What's the greatest human invention of the last two millennia? The Greatest Inventions of the Past 2,000 Years
grew out of a Web-site project called Edge
(www.edge.org), wherein the invited intelligentsia recorded their deep thoughts on a variety of topics. In 1998, editor John Brockman asked them to choose the creation that most shaped our world since year 1. For this book, Brockman picked a hundred of the most compelling entries from intellectual celebrities like Stewart Brand, Richard Dawkins, Steven Pinker, and Murray Gell-Mann.
The printing press received a number of votes, as did the computer and television. Other entries were more eclectic: organized science, the contraceptive pill, the gun, or even hay. Chairs and stairs. Anesthesia. Cities. Each invention is justified by a short essay, some of which read like... well, Web-site prose. Also, a glaring sexism flaws the book--Brockman chose fewer than 10 women's submissions. Nevertheless, Greatest Inventions is a worthy addition to your millennial reading list, and lots of fun besides. --Therese Littleton

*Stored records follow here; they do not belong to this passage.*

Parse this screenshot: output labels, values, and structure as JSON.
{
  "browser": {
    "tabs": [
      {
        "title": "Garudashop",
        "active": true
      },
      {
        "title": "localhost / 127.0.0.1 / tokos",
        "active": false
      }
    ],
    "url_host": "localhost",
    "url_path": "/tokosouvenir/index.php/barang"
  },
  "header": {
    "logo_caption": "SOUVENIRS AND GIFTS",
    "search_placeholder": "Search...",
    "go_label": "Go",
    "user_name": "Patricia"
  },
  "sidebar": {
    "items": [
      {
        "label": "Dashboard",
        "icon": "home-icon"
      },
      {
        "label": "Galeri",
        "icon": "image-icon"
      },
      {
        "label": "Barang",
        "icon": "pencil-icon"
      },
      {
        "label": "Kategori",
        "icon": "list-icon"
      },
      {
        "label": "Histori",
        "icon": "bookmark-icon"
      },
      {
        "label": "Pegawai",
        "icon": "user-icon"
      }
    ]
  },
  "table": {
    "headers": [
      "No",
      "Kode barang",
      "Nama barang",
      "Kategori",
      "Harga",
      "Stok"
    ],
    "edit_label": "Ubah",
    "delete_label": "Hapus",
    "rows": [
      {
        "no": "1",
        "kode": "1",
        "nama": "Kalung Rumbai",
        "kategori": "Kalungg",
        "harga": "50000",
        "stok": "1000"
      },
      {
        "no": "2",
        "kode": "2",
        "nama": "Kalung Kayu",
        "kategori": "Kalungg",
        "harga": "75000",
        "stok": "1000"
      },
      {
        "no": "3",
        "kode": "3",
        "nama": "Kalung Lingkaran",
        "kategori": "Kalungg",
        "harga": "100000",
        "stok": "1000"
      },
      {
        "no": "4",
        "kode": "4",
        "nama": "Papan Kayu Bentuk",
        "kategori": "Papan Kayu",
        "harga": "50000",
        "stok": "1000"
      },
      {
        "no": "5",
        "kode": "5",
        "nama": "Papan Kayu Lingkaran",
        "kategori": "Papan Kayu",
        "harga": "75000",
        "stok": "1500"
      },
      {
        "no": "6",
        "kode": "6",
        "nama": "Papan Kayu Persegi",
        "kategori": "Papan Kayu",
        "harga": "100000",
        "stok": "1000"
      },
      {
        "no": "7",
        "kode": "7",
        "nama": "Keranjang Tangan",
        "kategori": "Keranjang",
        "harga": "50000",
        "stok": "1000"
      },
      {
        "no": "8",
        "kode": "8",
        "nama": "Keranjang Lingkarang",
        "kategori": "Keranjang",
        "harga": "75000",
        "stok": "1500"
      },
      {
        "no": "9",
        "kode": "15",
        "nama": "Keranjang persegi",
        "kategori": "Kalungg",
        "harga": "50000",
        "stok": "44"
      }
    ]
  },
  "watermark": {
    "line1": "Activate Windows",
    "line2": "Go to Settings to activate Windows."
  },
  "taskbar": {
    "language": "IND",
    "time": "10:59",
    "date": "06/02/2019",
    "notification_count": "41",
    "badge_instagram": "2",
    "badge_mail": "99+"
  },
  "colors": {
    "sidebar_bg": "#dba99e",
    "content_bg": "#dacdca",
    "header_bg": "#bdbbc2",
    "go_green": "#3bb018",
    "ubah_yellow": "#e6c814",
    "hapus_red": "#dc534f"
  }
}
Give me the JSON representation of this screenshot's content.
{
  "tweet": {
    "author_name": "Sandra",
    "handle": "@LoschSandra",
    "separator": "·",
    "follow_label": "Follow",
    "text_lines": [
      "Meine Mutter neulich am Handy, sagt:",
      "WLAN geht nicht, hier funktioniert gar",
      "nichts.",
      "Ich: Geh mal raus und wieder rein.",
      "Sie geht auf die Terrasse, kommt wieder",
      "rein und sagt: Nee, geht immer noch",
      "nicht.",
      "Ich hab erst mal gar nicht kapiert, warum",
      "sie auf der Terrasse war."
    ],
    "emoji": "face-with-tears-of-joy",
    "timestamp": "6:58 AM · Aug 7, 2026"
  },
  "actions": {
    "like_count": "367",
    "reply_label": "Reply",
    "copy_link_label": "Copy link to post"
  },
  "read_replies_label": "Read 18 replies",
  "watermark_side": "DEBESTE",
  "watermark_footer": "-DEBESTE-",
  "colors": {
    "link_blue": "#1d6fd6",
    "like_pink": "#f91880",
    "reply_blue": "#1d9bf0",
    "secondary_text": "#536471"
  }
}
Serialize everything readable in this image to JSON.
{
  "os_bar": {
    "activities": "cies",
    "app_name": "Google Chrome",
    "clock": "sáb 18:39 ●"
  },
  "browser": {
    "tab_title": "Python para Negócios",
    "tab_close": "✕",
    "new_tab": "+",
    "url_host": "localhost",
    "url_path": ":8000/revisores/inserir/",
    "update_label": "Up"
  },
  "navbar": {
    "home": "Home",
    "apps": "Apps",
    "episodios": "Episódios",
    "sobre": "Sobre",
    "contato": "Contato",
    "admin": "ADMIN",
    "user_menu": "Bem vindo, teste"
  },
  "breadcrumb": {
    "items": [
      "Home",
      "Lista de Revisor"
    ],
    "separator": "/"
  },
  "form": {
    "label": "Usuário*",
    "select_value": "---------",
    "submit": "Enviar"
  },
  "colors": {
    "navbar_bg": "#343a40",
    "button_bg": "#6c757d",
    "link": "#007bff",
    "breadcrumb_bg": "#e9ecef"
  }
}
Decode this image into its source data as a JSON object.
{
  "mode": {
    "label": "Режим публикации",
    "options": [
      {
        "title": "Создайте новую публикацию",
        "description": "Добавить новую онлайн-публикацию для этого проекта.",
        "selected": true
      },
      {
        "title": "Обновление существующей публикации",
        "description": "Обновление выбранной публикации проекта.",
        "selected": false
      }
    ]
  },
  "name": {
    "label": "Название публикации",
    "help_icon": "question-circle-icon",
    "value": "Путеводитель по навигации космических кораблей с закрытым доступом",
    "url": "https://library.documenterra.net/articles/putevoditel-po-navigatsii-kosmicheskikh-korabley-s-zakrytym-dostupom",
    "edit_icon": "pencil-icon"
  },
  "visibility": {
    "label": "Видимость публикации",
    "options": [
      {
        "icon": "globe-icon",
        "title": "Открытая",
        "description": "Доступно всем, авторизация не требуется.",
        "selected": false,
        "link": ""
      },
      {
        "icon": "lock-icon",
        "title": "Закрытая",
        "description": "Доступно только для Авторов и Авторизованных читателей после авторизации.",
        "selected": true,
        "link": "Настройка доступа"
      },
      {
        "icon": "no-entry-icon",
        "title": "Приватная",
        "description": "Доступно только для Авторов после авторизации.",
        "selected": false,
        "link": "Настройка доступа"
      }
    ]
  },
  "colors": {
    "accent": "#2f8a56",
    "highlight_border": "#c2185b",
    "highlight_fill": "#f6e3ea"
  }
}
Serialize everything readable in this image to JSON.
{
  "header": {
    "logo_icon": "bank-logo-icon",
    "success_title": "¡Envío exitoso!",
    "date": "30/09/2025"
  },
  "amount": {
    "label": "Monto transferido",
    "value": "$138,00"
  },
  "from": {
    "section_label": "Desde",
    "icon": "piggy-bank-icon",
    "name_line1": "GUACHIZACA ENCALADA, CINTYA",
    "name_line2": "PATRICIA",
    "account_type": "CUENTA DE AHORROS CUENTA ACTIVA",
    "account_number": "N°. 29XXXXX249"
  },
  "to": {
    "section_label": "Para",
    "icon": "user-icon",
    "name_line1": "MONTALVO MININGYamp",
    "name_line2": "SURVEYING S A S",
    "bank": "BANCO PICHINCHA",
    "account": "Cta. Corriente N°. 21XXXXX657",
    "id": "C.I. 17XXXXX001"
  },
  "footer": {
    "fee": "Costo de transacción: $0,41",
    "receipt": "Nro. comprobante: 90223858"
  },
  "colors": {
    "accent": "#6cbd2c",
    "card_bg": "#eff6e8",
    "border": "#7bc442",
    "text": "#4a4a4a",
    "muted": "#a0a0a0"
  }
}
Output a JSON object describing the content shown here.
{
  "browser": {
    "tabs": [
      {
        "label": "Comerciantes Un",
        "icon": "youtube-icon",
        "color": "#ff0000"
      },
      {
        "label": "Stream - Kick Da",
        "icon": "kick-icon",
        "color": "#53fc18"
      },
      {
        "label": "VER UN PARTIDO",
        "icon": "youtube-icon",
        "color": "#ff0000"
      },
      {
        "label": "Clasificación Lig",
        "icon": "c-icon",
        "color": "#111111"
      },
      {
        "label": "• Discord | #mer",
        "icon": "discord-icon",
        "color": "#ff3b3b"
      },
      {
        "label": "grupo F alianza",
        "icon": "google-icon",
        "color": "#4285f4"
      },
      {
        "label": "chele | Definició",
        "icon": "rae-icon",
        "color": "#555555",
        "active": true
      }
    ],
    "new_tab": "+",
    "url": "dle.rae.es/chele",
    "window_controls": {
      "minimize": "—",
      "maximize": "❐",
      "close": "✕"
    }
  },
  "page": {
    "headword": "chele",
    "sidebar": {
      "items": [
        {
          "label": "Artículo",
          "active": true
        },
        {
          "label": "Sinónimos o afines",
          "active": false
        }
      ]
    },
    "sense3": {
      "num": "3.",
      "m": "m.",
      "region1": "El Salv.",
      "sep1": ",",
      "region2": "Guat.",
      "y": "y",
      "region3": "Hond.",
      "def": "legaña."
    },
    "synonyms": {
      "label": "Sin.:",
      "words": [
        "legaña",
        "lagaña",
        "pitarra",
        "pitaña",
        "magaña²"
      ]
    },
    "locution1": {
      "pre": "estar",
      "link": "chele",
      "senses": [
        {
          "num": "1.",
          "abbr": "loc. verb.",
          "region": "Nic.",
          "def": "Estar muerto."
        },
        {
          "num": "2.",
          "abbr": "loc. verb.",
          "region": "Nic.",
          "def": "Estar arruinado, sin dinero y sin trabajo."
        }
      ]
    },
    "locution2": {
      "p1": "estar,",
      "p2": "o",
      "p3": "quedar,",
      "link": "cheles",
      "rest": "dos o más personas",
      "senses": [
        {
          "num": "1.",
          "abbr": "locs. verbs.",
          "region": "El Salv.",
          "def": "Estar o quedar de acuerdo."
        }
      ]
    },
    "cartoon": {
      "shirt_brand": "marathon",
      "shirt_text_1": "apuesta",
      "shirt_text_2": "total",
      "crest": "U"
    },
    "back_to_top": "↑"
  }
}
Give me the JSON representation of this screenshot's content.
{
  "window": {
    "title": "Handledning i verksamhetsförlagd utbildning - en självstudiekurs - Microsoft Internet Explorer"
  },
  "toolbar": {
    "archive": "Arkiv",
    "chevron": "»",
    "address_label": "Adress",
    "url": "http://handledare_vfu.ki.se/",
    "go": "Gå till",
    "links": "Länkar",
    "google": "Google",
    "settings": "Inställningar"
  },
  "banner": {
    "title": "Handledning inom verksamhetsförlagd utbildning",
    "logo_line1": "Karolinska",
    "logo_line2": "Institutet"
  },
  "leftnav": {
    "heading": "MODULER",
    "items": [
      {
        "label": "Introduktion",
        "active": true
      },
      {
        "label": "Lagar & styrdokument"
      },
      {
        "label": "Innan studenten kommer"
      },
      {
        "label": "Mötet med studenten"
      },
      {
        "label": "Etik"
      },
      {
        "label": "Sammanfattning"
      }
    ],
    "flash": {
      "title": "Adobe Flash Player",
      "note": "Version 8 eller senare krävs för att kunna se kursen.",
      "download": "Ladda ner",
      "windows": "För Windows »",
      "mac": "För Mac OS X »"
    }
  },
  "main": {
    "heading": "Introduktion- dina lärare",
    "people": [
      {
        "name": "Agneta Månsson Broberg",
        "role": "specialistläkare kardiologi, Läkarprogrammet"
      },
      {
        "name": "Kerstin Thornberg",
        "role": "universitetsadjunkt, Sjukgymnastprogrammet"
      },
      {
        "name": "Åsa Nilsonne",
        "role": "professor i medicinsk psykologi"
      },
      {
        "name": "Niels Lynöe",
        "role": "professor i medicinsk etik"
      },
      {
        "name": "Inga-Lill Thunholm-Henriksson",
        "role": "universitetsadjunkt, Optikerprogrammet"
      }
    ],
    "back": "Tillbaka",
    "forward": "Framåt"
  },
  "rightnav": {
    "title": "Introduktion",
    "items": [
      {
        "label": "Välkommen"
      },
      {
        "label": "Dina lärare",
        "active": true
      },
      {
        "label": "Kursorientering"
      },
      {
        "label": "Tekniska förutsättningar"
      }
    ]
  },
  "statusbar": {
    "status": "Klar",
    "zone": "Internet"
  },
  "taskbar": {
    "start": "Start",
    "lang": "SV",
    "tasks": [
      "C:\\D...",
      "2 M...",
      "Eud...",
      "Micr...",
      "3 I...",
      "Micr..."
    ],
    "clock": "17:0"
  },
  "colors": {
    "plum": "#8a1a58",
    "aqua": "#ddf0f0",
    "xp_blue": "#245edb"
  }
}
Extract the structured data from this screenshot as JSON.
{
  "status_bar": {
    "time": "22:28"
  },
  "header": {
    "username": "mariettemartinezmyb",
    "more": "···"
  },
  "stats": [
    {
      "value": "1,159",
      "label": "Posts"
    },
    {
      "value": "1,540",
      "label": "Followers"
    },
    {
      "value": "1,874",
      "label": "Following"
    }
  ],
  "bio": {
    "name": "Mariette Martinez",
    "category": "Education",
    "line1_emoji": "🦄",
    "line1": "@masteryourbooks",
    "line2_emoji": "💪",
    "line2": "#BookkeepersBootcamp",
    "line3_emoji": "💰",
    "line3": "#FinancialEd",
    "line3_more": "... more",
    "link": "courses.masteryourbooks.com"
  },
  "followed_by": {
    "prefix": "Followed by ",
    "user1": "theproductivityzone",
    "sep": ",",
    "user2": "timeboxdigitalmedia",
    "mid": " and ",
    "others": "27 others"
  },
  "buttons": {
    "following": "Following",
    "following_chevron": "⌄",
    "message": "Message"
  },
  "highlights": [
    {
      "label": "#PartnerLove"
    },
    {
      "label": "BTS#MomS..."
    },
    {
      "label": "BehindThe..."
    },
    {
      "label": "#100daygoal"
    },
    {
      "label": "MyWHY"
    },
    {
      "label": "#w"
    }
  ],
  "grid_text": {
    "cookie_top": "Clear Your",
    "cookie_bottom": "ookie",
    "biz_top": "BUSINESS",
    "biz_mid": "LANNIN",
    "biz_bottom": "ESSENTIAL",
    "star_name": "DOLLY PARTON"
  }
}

From Publishers Weekly
Physicist Freeman Dyson says it's hay; biologist Brian C. Goodwin nominates the printing press; and virtual reality pioneer Jaron Lanier suggests that it's the human ego. Whether or not readers agree with any of the more than 100 contributors to this nifty volume about the greatest invention of the past two millennia, anyone who cracks open the book's covers is in for an intellectual treat. Brockman, perhaps best known as an agent for science writers but also as the author or editor of several books (Digerati, etc.), here presents, with additions and changes, writings on that subject posted on his Web site, Edge (www.edge.org), by a host of inspired minds (though perhaps not, as the jacket crows, "today's leading thinkers"; there's a paucity of artists and religious professionals represented, for example). The contributions, which run from a couple of sentences to several pages, are grouped into "How We Live" and "How We Think." Though there appears to be some chronological ordering within each section, the essays are also arranged to illuminate one another. Some are obvious--three thinkers in a row nominate calculus--while others are startling for their unexpectedness (social commentator Douglas Rushkoff suggests the eraser, which lets us "fix" our mistakes) or their ingenuity (theoretical psychologist Nicholas Humphrey names reading glasses, which "have effectively doubled the working life of anyone who reads or does fine work--and have prevented the world from being ruled by people under forty." Together, the essays challenge and delight, offering flash after flash of insight. Brockman's own suggestion is our "Distributed Networked Intelligence"--"the collective, externalized mind," of which this at once amiable and arresting book is a notable manifestation. (Jan.)
Copyright 2000 Reed Business Information, Inc.